by Richard Nilsen
The Arizona Republic
The civil-rights movement is one of the central features of American
history, but good movies about it are rare: Either they become pious,
feel-good pageants about movement heroes and heroines or the movement
is subsumed into a crime thriller, with innocent victims on one side
and vicious bigots on the other, and White cops or lawyers making
things right. But there are other films to look at, too. Hollywood
may ignore the movement, but it frequently looks at the issue of
race. (All these films are available on DVD.)
Civil rights in film
"King" (1978): For a good film about the life of Rev. Martin Luther
King Jr., you can't beat the miniseries "King," with its rounded
portrait of the civil-rights leader and martyr. Paul Winfield really
captures both the moral strength and the personal insecurities of the
man. With Cicely Tyson and Ossie Davis.
Three by Spike Lee
"Malcolm X" (1992): Race is always at the heart of the films of Spike
Lee, and never more so than in his epic biography of the Black Muslim
firebrand Malcolm X. Sometimes the film bogs down in its own
ponderous sweep, but no film better captures the feel of the era.
"Get on the Bus" (1996): Lee may be an angry young man, but he is
never simple-minded. In this film about a bus ride to the Million Man
March in Washington, D.C., in 1995, the riders discuss their own
diverse racial attitudes as they head to the event. A low-budget gem
with a great cast of character actors.
"Do the Right Thing" (1989): The director's masterpiece dissects the
intricate web of attitudes, hatreds, frustrations and
misunderstandings that go into our national experience of race. It is
probably the greatest film ever on the subject, and never panders or
From the White point of view
"Guess Who's Coming to Dinner" (1967): When Hollywood approaches the
subject, it almost always does so from the White point of view, as in
Stanley Kramer's famous piece of kitsch promoting racial tolerance.
Could Sidney Poitier be more squeaky clean and perfect? Could the
attitudes of Katharine Hepburn and Spencer Tracy be more stereotyped?
Still, it was a milestone at the time.
"To Kill a Mockingbird" (1962): A great performance by Gregory Peck
as the ultimate American stand-up guy cannot hide the fact that a
movie about race has to have a White hero. A movie about the Negro
experience with hardly any Black actors of any consequence in it.
Nevertheless, it did much to change attitudes in Kennedy's America
with its insistence on simple fairness.

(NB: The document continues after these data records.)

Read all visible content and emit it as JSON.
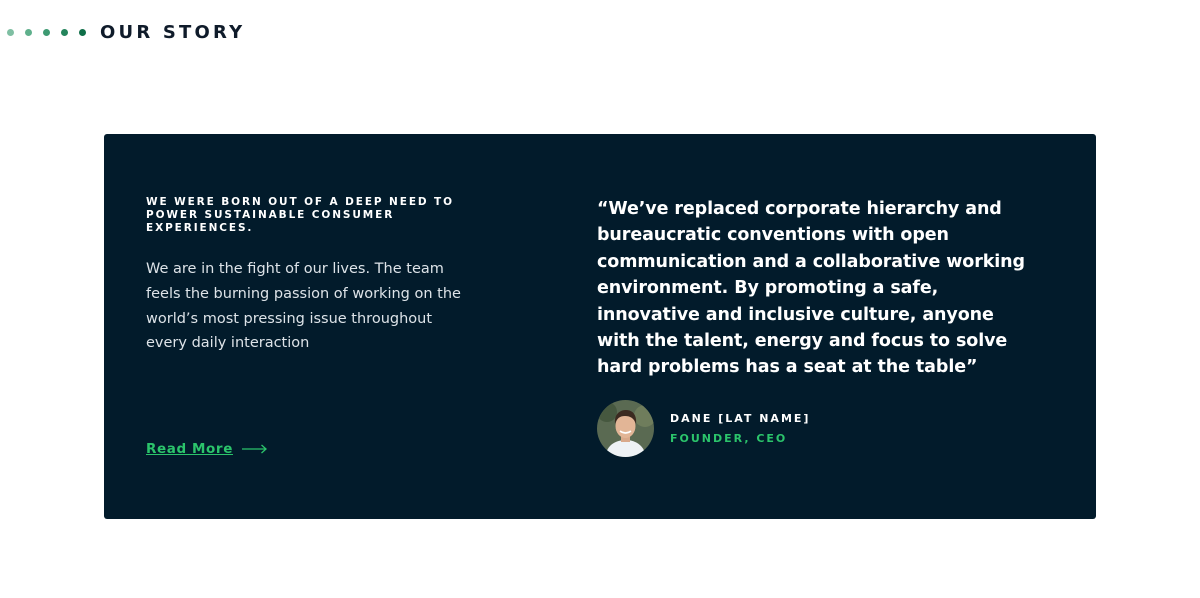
{
  "header": {
    "title": "OUR STORY",
    "dot_colors": [
      "#7fbfa3",
      "#5fb08c",
      "#3d9a72",
      "#24845c",
      "#0f6e48"
    ]
  },
  "card": {
    "background": "#021b2b",
    "eyebrow": "WE WERE BORN OUT OF A DEEP NEED TO POWER SUSTAINABLE CONSUMER EXPERIENCES.",
    "body": "We are in the fight of our lives. The team feels the burning passion of working on the world’s most pressing issue throughout every daily interaction",
    "read_more": {
      "label": "Read More",
      "icon": "arrow-right-icon",
      "color": "#2bc46b"
    },
    "quote": "“We’ve replaced corporate hierarchy and bureaucratic conventions with open communication and a collaborative working environment. By promoting a safe, innovative and inclusive culture, anyone with the talent, energy and focus to solve hard problems has a seat at the table”",
    "author": {
      "avatar_icon": "person-avatar-icon",
      "name": "DANE [LAT NAME]",
      "role": "FOUNDER, CEO"
    }
  }
}
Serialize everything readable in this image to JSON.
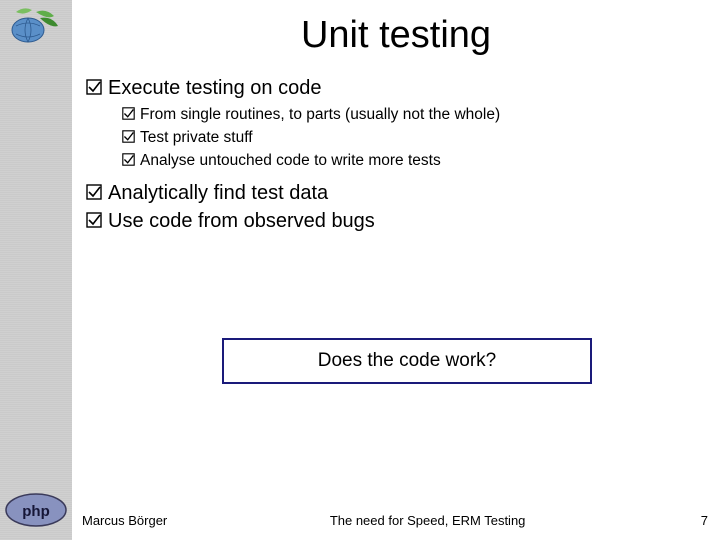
{
  "title": "Unit testing",
  "bullets": {
    "b1": "Execute testing on code",
    "b1_sub": {
      "s1": "From single routines, to parts (usually not the whole)",
      "s2": "Test private stuff",
      "s3": "Analyse untouched code to write more tests"
    },
    "b2": "Analytically find test data",
    "b3": "Use code from observed bugs"
  },
  "question": "Does the code work?",
  "footer": {
    "author": "Marcus Börger",
    "center": "The need for Speed, ERM Testing",
    "page": "7"
  },
  "icons": {
    "top_logo": "stylized-globe-leaves",
    "bottom_logo": "php-logo",
    "bullet": "checkbox-checked"
  }
}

"Hairspray" (1988): John Waters is best known as the king of trash,
for his transgressive films, such as Pink Flamingos. But at the root,
every Waters movie is about tolerance, and that is just as true of
his film about the integration of the music scene in Baltimore in the
1960s. The original film is much better than the banal 2007 musical
Blame it on Mississippi
"Mississippi Burning: (1988): Mississippi frequently gets to be the
whipping boy for all the evils of segregation, bigotry and Jim Crow.
But, typical of Hollywood's take on the subject, the first seven
actors listed in the cast are White. Two White FBI agents track down
the killers of three civil-rights workers - two of whom are White.
"Ghosts of Mississippi" (1996): Rob Reiner made this film about the
1963 murder of civil-rights leader Medger Evers in Mississippi, with
Alec Baldwin as the hero lawyer who brings the culprit to justice 30
years later. More White heroes defining justice for Black victims.
"Murder in Mississippi" (1990): Mississippi is still the fall guy,
but this TV movie puts viewers in the center of the action as three
civil-rights workers are murdered for their convictions, rather than
retrospectively as police or lawyers try to rectify evils. With Tom
Hulce, Blair Underwood and Josh Charles as the martyrs.
Three from pop culture
"Shaft" (1971): Groundbreaking film about "super cop" Richard
Roundtree, with a cast almost exclusively Black, that addresses many
of the stereotyping issues in film, while creating some new ones of its own.
"White Dog" (1982): Sam Fuller was a great director of B films, and
his movies always make a case against prejudice, which makes it
ironic that his final film, about racism, was shelved in the U.S. for
being "racist." About a dog trained to attack only Black men, it
stars Paul Winfield as a trainer attempting to rehabilitate the animal.
"Blazing Saddles" (1974): "Blazing Saddles"? About civil rights?
Sheriff Cleavon Little in Ku Klux Klan robes skewers not only racism,
but the stereotypes that populate Hollywood movies. The film is
primarily meant for laughs, but underneath is one of the most
comprehensive takes on the stupidity of racism.